The FINANCIAL — Canada’s economy is on the road to recovery after the shock from COVID-19, yet risks and uncertainties remain, and some economic sectors and groups remain vulnerable. Support to households and firms should continue until a recovery is well under way, with assistance then focusing on helping viable firms to create jobs, according to a new OECD report.
“This global crisis has been a wake-up call on many fronts. The recovery process is an opportunity to build more resilient economies that are also fairer and greener,” said OECD Director of Country Studies Alvaro Pereira, presenting the Survey at a virtual event hosted by the Canadian Association of Business Economics (CABE) and the Ottawa Economics Association (OEA). “With the right policies, Canada can emerge from this crisis with a stronger, more sustainable and more inclusive economy delivering greater well-being for all.”
The latest OECD Economic Survey of Canada says that contagion and fatalities have been less severe than in many countries and underscores that the policy response to the crisis has been rapid, entailing one of the biggest total support packages of OECD countries. Although the latest round of containment measures has slowed the rebound in activity, the easing of restrictions as vaccination progresses will see the recovery gather momentum. Following a 5.4% contraction in output in 2020, the Survey sees growth of 4.7% for 2021 and 4% in 2022 according to OECD.
Substantial risks and uncertainties surround Canada’s economic outlook. On the upside, the boost from US stimulus could be larger than expected. On the domestic front, it is unclear how fast consumer confidence will rebound – with unemployment likely to remain above pre-crisis levels through 2022 – or how soon households may start to spend the sizable savings that many accumulated during lockdowns. Concerns remain over high household and corporate debt.
Macroeconomic support for aggregate demand should remain substantial while the economy is fragile. Support to people and businesses should evolve as the recovery progresses to ensure assistance focuses on jobs and viable companies. Monetary policy should continue to be geared towards supporting the recovery. At the same time, significant policy support also means the public debt has increased substantially. The report underscores the need for a clear and transparent roadmap in fiscal policy that ensures the public debt burden does not spiral out of control. After the pandemic subsides, it will be necessary to stabilise debt and find ways to accommodate additional spending commitments, OECD notes.

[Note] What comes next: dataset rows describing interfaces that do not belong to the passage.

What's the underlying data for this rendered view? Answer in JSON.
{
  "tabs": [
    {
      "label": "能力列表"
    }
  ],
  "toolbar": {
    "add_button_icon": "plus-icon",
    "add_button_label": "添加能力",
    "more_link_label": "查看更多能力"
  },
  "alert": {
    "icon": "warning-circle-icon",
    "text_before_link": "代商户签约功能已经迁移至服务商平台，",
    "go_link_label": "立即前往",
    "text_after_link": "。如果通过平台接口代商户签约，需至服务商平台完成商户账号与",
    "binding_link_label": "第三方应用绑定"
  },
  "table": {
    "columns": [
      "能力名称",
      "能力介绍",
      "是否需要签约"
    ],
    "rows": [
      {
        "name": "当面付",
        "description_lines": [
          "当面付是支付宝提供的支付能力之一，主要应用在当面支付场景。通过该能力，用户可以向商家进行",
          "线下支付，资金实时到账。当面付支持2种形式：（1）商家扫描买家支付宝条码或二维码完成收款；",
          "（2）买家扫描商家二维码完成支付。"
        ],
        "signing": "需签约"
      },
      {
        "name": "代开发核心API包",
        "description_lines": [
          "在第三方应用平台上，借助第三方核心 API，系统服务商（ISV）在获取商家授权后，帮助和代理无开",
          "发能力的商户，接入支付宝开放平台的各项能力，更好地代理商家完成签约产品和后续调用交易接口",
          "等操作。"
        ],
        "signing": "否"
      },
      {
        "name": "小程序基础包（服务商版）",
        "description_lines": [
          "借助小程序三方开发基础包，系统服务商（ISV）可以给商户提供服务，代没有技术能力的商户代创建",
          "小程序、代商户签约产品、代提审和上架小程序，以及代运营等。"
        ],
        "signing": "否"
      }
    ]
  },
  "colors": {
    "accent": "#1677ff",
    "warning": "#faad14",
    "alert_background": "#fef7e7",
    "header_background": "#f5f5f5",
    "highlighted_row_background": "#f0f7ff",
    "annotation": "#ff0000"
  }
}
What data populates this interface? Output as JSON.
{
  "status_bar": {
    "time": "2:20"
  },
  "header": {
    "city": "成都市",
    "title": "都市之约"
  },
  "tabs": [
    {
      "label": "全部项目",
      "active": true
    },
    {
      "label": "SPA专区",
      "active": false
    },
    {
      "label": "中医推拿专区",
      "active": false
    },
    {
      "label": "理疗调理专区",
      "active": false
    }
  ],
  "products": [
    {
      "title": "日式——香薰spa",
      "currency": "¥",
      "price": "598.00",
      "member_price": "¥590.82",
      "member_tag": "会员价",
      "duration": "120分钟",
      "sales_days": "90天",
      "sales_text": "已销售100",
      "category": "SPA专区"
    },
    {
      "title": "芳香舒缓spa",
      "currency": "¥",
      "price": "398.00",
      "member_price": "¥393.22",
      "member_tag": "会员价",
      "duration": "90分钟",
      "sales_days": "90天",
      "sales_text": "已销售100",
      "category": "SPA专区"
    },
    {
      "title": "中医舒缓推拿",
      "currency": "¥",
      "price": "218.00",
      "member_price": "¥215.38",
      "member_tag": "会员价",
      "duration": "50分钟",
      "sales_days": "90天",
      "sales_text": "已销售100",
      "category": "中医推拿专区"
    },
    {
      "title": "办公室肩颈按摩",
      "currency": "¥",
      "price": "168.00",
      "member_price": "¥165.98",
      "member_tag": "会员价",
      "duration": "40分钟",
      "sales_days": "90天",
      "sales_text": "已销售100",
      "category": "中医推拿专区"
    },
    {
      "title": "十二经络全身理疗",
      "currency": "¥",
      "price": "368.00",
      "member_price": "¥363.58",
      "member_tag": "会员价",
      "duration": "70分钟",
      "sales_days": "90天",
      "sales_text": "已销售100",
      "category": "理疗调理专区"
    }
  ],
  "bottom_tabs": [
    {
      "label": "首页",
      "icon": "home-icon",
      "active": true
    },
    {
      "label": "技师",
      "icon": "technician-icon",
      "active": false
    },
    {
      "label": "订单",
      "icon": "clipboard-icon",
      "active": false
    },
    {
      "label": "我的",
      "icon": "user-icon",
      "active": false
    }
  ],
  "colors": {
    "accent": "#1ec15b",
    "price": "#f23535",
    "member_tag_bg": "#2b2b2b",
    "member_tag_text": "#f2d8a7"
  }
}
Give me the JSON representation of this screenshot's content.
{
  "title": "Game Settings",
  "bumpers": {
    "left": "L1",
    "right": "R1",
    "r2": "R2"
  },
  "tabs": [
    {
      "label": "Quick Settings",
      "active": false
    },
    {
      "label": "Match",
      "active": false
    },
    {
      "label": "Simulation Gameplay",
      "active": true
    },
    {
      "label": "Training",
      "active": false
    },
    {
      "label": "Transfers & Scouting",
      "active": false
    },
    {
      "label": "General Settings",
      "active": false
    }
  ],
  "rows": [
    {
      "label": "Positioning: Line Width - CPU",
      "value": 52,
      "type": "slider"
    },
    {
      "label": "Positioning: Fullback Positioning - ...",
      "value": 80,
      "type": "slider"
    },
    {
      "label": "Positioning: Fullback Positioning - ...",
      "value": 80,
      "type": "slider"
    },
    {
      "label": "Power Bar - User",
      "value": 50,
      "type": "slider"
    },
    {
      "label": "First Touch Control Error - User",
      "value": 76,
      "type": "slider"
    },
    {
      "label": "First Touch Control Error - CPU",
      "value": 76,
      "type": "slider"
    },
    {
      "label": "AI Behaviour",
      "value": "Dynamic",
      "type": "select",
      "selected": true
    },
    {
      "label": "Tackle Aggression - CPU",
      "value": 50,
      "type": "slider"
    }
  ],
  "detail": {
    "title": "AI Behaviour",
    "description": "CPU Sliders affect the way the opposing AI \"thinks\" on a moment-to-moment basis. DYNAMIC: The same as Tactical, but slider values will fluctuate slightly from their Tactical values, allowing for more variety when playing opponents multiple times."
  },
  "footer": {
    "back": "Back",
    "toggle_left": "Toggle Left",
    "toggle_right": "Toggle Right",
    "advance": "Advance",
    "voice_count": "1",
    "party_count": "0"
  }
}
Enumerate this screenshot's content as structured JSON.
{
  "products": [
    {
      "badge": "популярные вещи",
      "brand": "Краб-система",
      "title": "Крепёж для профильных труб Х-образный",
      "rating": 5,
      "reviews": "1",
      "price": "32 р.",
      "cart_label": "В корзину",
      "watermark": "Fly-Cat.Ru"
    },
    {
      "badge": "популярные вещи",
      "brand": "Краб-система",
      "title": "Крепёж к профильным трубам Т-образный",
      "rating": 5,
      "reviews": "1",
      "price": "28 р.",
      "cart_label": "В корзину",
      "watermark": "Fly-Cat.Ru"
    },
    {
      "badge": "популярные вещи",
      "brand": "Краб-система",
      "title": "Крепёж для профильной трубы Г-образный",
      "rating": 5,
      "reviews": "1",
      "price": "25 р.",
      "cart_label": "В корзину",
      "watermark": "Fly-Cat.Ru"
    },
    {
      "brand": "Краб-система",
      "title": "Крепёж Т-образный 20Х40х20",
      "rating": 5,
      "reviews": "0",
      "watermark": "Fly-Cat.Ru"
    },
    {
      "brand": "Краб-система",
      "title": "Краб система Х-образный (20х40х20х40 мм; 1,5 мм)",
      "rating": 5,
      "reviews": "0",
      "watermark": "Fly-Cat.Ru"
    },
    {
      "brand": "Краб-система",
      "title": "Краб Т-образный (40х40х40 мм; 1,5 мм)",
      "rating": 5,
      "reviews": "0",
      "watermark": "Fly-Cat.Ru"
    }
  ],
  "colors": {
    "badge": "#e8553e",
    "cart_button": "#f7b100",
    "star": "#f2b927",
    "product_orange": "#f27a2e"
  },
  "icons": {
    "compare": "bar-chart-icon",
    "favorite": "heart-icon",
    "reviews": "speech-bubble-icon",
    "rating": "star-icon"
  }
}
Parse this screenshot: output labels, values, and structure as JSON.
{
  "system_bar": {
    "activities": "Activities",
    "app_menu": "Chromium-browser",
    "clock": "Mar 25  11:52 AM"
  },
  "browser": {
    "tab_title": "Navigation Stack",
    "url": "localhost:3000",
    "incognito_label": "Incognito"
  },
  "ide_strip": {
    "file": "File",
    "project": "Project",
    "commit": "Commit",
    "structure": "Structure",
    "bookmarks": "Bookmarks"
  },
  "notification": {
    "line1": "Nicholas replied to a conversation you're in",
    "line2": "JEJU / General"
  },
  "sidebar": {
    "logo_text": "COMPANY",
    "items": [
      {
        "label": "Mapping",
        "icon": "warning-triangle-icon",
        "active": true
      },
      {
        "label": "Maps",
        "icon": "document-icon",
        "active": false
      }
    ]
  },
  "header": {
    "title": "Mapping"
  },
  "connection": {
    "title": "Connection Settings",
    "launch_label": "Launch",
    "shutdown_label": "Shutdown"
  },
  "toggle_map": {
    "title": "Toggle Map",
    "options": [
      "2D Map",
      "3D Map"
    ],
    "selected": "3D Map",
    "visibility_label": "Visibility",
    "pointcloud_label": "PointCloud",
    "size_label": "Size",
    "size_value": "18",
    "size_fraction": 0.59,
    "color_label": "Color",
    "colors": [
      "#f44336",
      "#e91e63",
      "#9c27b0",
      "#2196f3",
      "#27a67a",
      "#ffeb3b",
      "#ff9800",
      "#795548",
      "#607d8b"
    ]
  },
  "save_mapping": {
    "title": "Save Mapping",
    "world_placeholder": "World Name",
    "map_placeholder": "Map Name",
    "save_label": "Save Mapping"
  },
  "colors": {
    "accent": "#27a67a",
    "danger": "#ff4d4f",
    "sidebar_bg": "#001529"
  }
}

Businesses will also need support to adapt to post-COVID conditions. The Survey suggests insolvency procedures be re-examined to ensure that viable companies running into difficulty have an opportunity to recover. In general, the business climate would benefit from lowering barriers to inter-provincial trade and improving high-speed Internet infrastructure. Stronger incentives for business to become greener are also needed. The report supports the recent federal government proposals for substantial carbon-price increases, announced as part of a strengthened climate plan. It also suggests Canada could expand its use of environmental taxes more generally, which are low relative to other countries’.
The crisis has exacerbated socio-economic inequalities. Job losses have been greatest in low-wage sectors that employ substantial numbers of young people and women. The crisis has also highlighted disadvantages among ethnic minorities and Indigenous groups, who tend to fare poorly in terms of income, life expectancy, housing and health, even in normal times. It has also exposed shortcomings in areas like long-term care for the elderly, health policy and the provision of affordable housing. The recovery should be used to address these vulnerabilities.
Well-being, the subject of in-depth assessment in the report, could be broadly improved if governments made greater use of well-being indicators in policy design and budgeting. In terms of specific issues, well-being would benefit from strengthening social support, boosting childcare provision so women can pursue careers and enhancing the quality of health services with more efficient procedures. Shortages of affordable housing could be addressed though measures that increase supply, including by reducing rent controls and relaxing zoning and land use regulations. For Indigenous peoples, the report recommends enhancing self-determination in particular as key to boosting outcomes.